A Note from Writer Andy Mientus
NOV 8, 2018
In the spring of 2008, a buddy of mine stopped a college house party cold when he announced casually that he’d be dead in four years. Alarmed, I pulled him aside and asked him if he was thinking of harming himself or hiding some illness or addiction. Calmly, he told me no, that we would all be dead, because the apocalypse was coming on December 21, 2012.
That fall, at my 22nd birthday party, I met Van Hughes in a bathtub as I went to make sure a friend was vomiting in the toilet rather than the bidet as instructed. (She failed the task.)
In the time between that spring college party and my birthday in the fall, my father died suddenly, and I dropped out of school to go on the road with a musical. I wasn’t making very much money, but it was just enough to afford my very worst behavior.

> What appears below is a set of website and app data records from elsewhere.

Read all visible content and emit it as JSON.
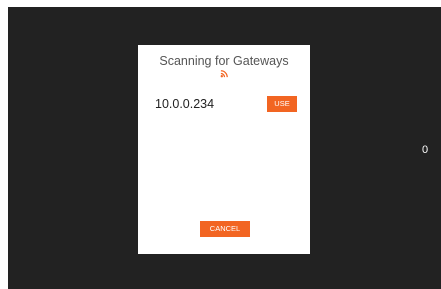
{
  "side_value": "0",
  "dialog": {
    "title": "Scanning for Gateways",
    "icon": "wifi-scan-icon",
    "gateways": [
      {
        "ip": "10.0.0.234",
        "action_label": "USE"
      }
    ],
    "cancel_label": "CANCEL"
  },
  "colors": {
    "background": "#222222",
    "dialog_bg": "#ffffff",
    "accent": "#f26522"
  }
}
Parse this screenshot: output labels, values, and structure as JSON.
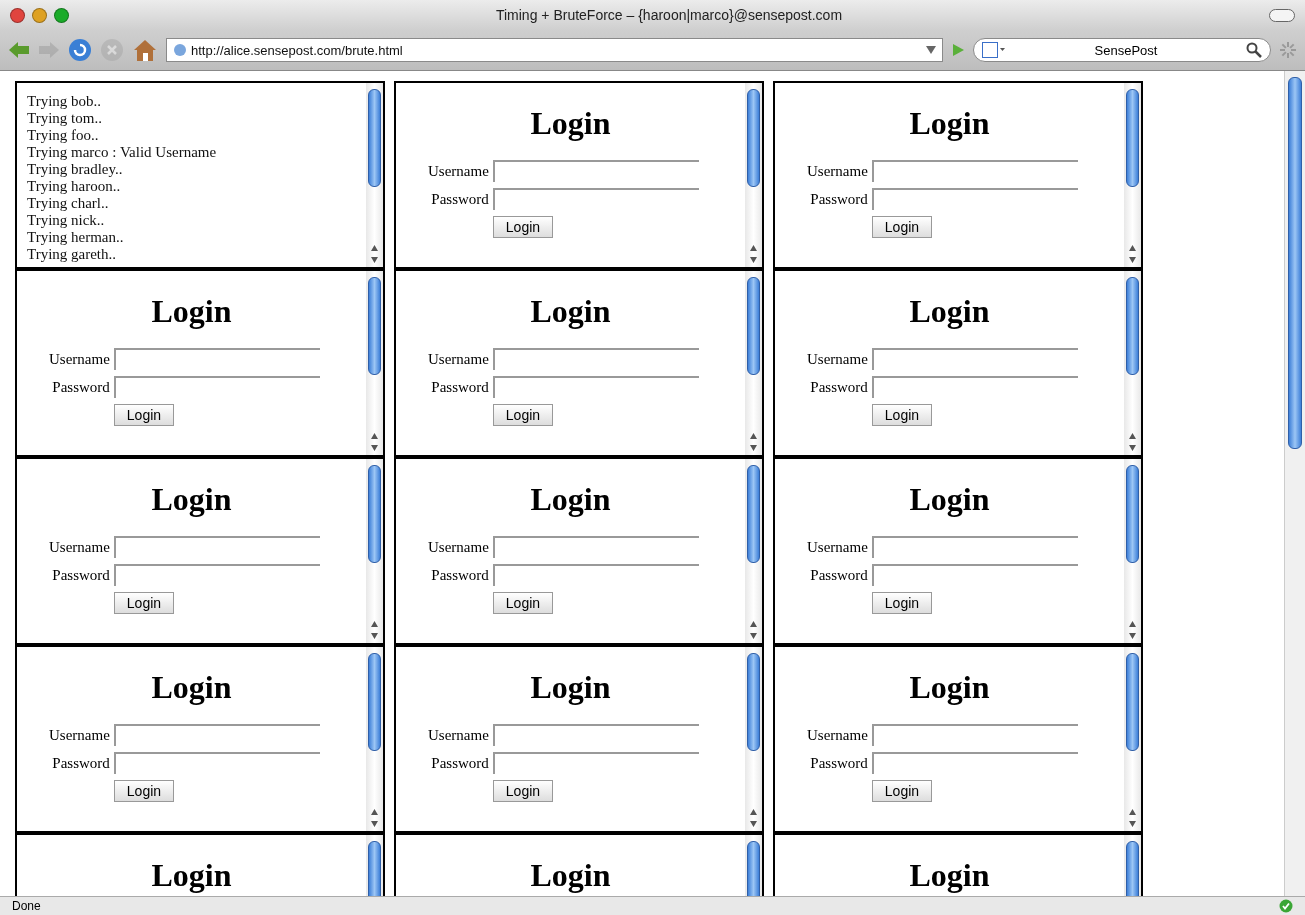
{
  "window": {
    "title": "Timing + BruteForce – {haroon|marco}@sensepost.com"
  },
  "toolbar": {
    "back_enabled": true,
    "forward_enabled": false,
    "stop_enabled": false,
    "url": "http://alice.sensepost.com/brute.html",
    "search": "SensePost"
  },
  "frames": [
    {
      "kind": "log",
      "lines": [
        "Trying bob..",
        "Trying tom..",
        "Trying foo..",
        "Trying marco : Valid Username",
        "Trying bradley..",
        "Trying haroon..",
        "Trying charl..",
        "Trying nick..",
        "Trying herman..",
        "Trying gareth.."
      ]
    },
    {
      "kind": "login",
      "heading": "Login",
      "username_label": "Username",
      "password_label": "Password",
      "button": "Login"
    },
    {
      "kind": "login",
      "heading": "Login",
      "username_label": "Username",
      "password_label": "Password",
      "button": "Login"
    },
    {
      "kind": "login",
      "heading": "Login",
      "username_label": "Username",
      "password_label": "Password",
      "button": "Login"
    },
    {
      "kind": "login",
      "heading": "Login",
      "username_label": "Username",
      "password_label": "Password",
      "button": "Login"
    },
    {
      "kind": "login",
      "heading": "Login",
      "username_label": "Username",
      "password_label": "Password",
      "button": "Login"
    },
    {
      "kind": "login",
      "heading": "Login",
      "username_label": "Username",
      "password_label": "Password",
      "button": "Login"
    },
    {
      "kind": "login",
      "heading": "Login",
      "username_label": "Username",
      "password_label": "Password",
      "button": "Login"
    },
    {
      "kind": "login",
      "heading": "Login",
      "username_label": "Username",
      "password_label": "Password",
      "button": "Login"
    },
    {
      "kind": "login",
      "heading": "Login",
      "username_label": "Username",
      "password_label": "Password",
      "button": "Login"
    },
    {
      "kind": "login",
      "heading": "Login",
      "username_label": "Username",
      "password_label": "Password",
      "button": "Login"
    },
    {
      "kind": "login",
      "heading": "Login",
      "username_label": "Username",
      "password_label": "Password",
      "button": "Login"
    },
    {
      "kind": "login",
      "heading": "Login"
    },
    {
      "kind": "login",
      "heading": "Login"
    },
    {
      "kind": "login",
      "heading": "Login"
    }
  ],
  "status_bar": {
    "text": "Done"
  }
}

I know now that I was grieving, but at the time, I felt that I was making the most of the ticking time bomb I had inherited from generations past. Immediate pleasure was far more reliable than long-term goals because we could be gone at any moment. Friends and lovers seemed more appealing than family because you could always get more friends and lovers.
I put all of this anxiety and revelry into a collection of disparate scenes with some tuneless poems purely to have some place to put it. Not much remains from those messy first sketches except an idea that a story about youth and nightlife should be told with the music of youth and nightlife—not a theatrical approximation of those sounds, but the real thing. It wasn’t a revolutionary idea, but a return to form. In the Golden Age, you would hear “Hey There” in The Pajama Game onstage and then go home and hear it on the radio. When musicals were at the zenith of their popularity, there was no divide between “pop” and “show tunes.” I thought of the boy in the bathtub.
I Facebooked Van, who happened to know and sometimes write with a synth-pop band, Teen Commandments. They agreed to try writing a couple of songs. It was the first instance of inexplicable serendipity that has led us here, tonight, to you.
Thankfully, December 2012 came and went without incident, but I wish I could say I felt more optimistic about what lies ahead for us all. Since then, the Earth has gotten warmer, the phones have gotten smarter, the bombs reach further, and our politics have gotten uglier. But tonight, in this space where theater and nightlife mesh (more serendipity), we have a show for you.
In its creation over many years, Burn All Night has brought me inspiring friends and collaborators, newfound passion for what has always made this genre magical, and best of all, forgiveness and even affection for that younger, messier me. People make mistakes when they are scared. It’s not the end of the world.